With my daughter Sarah here for a few days, I’m taking a bit of a break from research responsibilities to play a little tourist and amateur tour guide. So while I still have phone calls to make and interviews to line up for the end of this week and in to next, we are going to get out of town and see a bit of the country.

Yesterday we took the train north to Carrickfergus, toured the castle, then stood on the spot where King Billy himself landed in 1690 on his way to everlasting glory and Protestant dominion over these lands at the Battle of the Boyne.* The castle itself is the best preserved Anglo-Norman castle still standing in the North, and the town itself, while more than a little down on its heels, is still pleasant to walk around. Or it would be when it’s not freezing cold, damp, and windy.

If you find yourself here, check out the free museum maintained by the Borough Council. It’s worth stopping in. Then walk around the churchyard at St. Nicholas Parish.

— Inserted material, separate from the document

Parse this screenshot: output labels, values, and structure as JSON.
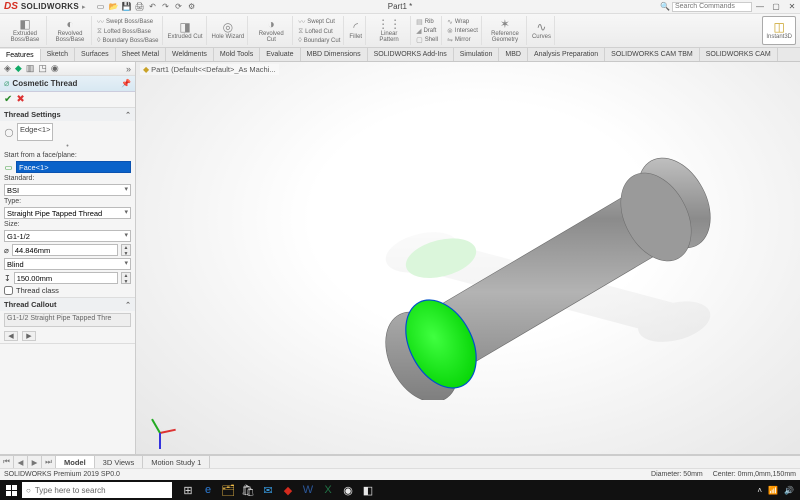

And the pints at the Great Northern are much cheaper than in Belfast, so take advantage of that too.

Tomorrow we are up early to catch the train to Derry, to walk the walls, see the Bogside murals, stand at Free Derry Corner, and perhaps tour the Bloody Sunday museum. Going to mix business with pleasure.

*Remember what I said about these links. Do as I say, not as I do …